Ceramics - Qibla-Tile
Inscription: Sura Al-E-Imran (The family of ‘Imran) 3:96-97
Size: 52 x 32 cm
Origin and time: Turkey Ottoman Empire, 17th Century
Inv. No. AKM 00587
The tile made of ceramic shows a painting of the black covered Kaaba at the Holy Mosque in Mecca (Masjid al-Haram), the place of Muslims’ yearly pilgrimage. Above the painting is an inscription reading two verses from the Quran about the Holy Mosque in Mecca:

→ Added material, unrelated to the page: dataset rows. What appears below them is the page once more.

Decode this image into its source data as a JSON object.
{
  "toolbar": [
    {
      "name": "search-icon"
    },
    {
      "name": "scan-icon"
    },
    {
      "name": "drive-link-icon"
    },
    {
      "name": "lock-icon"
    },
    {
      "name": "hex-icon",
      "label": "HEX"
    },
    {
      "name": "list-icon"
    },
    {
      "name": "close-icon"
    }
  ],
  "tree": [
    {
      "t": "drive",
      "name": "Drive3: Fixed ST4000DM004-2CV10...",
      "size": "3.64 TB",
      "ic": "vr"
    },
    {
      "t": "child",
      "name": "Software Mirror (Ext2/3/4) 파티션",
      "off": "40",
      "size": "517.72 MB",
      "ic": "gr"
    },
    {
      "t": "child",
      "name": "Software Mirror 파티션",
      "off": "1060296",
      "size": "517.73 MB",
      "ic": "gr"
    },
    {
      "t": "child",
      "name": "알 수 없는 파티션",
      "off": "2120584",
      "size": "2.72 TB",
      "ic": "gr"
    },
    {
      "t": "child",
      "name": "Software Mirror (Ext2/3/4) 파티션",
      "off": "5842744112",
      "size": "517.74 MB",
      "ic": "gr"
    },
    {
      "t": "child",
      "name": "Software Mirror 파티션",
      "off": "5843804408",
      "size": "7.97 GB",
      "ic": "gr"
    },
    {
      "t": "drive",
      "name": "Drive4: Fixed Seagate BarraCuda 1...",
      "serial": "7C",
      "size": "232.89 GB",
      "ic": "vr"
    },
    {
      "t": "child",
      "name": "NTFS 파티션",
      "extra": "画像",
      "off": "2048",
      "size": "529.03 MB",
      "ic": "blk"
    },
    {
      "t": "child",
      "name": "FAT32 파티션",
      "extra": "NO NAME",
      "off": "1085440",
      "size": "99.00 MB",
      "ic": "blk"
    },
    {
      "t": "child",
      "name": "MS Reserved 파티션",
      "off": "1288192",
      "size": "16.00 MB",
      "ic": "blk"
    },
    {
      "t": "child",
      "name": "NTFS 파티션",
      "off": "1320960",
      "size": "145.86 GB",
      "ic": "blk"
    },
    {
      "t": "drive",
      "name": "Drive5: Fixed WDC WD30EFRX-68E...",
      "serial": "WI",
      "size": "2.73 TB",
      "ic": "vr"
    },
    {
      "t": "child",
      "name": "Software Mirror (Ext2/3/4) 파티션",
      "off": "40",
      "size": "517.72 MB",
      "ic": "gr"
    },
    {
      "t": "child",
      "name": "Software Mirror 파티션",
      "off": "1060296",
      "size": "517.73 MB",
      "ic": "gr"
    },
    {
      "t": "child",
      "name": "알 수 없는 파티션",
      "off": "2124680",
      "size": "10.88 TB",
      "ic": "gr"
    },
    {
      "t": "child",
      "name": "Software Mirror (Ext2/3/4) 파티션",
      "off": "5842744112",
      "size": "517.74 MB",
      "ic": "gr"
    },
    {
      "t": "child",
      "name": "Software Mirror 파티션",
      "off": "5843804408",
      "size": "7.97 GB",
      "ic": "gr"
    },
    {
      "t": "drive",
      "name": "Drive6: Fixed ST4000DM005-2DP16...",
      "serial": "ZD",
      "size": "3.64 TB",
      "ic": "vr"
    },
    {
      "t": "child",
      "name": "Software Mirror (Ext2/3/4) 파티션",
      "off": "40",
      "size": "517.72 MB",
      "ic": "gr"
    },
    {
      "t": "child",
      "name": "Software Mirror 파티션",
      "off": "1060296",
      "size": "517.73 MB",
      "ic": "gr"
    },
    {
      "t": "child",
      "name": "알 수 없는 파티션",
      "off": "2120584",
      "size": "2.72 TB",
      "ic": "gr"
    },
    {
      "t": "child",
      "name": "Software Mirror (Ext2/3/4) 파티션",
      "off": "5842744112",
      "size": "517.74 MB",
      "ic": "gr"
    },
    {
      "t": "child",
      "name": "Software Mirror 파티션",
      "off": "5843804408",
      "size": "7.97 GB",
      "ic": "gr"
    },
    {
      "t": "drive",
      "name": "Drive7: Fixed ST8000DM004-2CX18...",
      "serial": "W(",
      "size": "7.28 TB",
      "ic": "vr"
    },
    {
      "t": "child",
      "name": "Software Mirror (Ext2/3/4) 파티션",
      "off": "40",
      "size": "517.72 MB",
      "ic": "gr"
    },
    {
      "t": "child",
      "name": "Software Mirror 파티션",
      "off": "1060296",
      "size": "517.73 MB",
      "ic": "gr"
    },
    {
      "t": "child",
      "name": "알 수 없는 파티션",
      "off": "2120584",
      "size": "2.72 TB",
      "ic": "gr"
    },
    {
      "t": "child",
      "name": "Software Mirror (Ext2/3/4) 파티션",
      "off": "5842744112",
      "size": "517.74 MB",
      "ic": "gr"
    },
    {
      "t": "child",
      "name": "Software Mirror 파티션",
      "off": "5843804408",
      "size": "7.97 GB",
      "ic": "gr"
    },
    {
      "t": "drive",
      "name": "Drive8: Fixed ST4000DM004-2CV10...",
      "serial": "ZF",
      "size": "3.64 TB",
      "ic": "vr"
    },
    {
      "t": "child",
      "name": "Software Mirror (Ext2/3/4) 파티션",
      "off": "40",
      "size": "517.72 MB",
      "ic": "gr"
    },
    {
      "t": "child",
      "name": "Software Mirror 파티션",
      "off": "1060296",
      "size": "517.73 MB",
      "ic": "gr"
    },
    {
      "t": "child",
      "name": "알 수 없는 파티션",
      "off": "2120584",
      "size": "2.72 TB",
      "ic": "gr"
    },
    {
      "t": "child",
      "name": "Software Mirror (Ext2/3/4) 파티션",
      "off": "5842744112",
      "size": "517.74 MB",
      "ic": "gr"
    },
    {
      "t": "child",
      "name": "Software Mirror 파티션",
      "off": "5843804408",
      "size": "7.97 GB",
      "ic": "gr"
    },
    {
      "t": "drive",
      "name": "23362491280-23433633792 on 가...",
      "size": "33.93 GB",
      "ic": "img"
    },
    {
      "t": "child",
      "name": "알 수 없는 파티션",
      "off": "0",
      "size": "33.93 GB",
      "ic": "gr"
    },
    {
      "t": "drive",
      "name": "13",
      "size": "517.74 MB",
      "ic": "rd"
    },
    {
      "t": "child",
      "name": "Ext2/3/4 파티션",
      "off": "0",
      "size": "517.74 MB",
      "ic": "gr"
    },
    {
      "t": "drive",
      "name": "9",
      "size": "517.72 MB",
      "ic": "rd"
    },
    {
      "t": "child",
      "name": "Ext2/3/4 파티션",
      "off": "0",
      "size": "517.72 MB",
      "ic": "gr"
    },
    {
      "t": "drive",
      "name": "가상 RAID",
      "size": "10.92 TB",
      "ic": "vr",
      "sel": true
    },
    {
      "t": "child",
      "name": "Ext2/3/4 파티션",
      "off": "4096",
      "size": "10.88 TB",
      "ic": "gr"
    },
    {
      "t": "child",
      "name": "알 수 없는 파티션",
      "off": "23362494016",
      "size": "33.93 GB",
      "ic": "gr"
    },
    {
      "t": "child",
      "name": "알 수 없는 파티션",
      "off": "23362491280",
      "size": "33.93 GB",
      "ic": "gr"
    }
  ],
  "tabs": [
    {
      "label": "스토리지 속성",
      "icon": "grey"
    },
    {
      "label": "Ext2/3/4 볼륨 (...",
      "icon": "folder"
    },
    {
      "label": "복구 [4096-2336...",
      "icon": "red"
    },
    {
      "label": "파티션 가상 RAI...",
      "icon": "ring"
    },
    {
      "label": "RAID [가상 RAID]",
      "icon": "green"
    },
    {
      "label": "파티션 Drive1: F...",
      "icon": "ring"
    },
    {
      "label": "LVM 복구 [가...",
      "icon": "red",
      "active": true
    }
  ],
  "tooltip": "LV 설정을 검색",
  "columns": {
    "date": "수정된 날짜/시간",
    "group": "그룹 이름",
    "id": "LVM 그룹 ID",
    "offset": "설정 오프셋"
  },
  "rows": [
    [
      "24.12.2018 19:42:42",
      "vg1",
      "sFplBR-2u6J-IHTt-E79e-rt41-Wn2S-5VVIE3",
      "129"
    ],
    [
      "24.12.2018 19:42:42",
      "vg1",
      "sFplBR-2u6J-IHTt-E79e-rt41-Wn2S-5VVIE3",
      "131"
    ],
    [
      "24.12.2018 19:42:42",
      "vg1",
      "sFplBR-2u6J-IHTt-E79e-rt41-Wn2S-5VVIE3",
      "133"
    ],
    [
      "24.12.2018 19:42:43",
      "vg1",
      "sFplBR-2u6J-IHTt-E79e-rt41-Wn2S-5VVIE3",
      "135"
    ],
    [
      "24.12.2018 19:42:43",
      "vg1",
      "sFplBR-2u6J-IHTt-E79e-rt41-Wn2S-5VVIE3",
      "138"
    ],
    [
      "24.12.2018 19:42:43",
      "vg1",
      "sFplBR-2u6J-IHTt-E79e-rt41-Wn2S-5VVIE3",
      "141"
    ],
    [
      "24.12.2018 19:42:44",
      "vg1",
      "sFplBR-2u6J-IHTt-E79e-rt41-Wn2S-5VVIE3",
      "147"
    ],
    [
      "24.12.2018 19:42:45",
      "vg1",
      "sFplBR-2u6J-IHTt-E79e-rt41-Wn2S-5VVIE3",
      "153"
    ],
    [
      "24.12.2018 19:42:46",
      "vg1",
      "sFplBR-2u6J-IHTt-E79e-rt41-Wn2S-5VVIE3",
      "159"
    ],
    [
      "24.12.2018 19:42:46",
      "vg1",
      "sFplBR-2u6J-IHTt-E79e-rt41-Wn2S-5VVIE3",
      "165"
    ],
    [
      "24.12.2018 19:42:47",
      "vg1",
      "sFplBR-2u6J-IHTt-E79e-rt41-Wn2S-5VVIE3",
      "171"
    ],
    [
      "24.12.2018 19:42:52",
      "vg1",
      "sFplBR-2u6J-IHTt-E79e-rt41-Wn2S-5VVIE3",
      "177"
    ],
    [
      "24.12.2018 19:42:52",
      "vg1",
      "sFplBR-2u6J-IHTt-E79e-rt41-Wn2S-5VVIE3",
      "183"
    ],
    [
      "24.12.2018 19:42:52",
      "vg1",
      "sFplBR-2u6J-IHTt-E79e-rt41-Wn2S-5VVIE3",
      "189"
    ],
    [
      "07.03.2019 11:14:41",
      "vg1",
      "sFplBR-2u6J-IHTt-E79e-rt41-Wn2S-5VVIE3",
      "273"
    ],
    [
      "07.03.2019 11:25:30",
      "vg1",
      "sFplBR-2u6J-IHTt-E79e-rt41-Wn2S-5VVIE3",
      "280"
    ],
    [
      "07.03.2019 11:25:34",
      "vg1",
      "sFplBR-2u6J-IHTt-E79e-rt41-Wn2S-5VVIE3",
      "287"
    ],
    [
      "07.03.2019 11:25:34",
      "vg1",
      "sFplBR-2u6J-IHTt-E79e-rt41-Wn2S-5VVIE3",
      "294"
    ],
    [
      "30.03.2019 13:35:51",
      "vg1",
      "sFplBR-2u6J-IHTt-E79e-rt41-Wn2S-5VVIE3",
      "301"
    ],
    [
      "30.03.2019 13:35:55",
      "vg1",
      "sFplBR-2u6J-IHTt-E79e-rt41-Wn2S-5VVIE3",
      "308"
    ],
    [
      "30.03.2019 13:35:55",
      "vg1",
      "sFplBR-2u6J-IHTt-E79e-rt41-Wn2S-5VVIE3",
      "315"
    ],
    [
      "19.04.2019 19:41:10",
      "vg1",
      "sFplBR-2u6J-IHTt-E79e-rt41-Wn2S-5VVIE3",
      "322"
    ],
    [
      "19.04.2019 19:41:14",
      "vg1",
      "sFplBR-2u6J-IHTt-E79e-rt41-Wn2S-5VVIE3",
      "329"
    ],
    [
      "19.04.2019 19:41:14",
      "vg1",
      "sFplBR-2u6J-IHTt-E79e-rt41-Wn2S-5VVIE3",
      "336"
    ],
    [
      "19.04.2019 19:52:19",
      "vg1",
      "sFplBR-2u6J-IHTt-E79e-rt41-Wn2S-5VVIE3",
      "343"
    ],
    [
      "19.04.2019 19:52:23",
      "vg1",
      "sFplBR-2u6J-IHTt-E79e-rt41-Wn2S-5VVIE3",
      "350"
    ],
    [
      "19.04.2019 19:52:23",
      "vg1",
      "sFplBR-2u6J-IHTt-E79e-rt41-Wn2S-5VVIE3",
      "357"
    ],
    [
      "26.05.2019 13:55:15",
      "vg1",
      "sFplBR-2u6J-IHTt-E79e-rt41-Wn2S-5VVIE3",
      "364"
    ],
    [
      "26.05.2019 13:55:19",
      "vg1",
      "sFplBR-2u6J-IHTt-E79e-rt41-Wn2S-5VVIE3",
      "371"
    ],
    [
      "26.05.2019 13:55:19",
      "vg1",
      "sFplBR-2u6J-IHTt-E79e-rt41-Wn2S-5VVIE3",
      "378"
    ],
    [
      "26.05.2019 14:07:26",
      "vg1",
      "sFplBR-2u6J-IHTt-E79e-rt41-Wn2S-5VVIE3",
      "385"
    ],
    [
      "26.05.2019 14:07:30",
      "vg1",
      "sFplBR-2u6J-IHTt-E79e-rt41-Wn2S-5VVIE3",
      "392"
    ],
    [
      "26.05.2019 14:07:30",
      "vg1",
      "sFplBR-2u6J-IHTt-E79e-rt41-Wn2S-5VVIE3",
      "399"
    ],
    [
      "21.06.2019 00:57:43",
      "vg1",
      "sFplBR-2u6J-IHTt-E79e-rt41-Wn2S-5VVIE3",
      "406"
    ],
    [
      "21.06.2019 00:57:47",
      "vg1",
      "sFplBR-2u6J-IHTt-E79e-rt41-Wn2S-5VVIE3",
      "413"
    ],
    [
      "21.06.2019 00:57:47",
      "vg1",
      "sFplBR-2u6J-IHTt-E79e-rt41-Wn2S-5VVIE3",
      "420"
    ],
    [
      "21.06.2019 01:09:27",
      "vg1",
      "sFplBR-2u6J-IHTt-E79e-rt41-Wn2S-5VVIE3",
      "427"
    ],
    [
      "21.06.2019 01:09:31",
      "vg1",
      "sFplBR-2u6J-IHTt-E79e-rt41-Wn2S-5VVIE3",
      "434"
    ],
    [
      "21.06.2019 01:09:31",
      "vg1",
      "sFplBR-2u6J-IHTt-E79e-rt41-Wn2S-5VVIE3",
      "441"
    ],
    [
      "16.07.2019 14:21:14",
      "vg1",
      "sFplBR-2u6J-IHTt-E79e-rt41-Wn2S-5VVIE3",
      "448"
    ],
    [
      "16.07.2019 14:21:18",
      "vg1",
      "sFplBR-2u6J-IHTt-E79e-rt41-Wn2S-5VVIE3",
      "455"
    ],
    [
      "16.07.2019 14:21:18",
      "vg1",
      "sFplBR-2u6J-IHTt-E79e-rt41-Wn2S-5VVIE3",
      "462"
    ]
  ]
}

“Lo! the first Sanctuary appointed for mankind was that at Becca, a blessed place, a guidance to the peoples; Wherein are plain memorials (of Allah's guidance); the place where Abraham stood up to pray; and whosoever entereth it is safe. And pilgrimage to the House is a duty unto Allah for mankind, for him who can find a way thither. As for him who disbelieveth, (let him know that) lo! Allah is Independent of (all) creatures.” (Sura Al-E-Imran, 96-97) Translation: Pickthal
In order to give the spectator an overall impression of the place, the manufacturer chose to show the Kaaba from different views, top view and front view. The most important places are identified in writing as it has been usually done in manuals about the pilgrimage, which were commonly produced in the Islamic world. Such tiles showing the typical colours used in Ottoman ceramics such as turquoise, cobalt blue, green and red on white background were made in the 17th century. They were often used as decoration in mosques indicating the qibla, the direction towards which the Muslims pray. This tile demonstrates the Ottoman’s interest in typography and the long tradition of depicting the Holy Mosque in Mecca by various artistic means.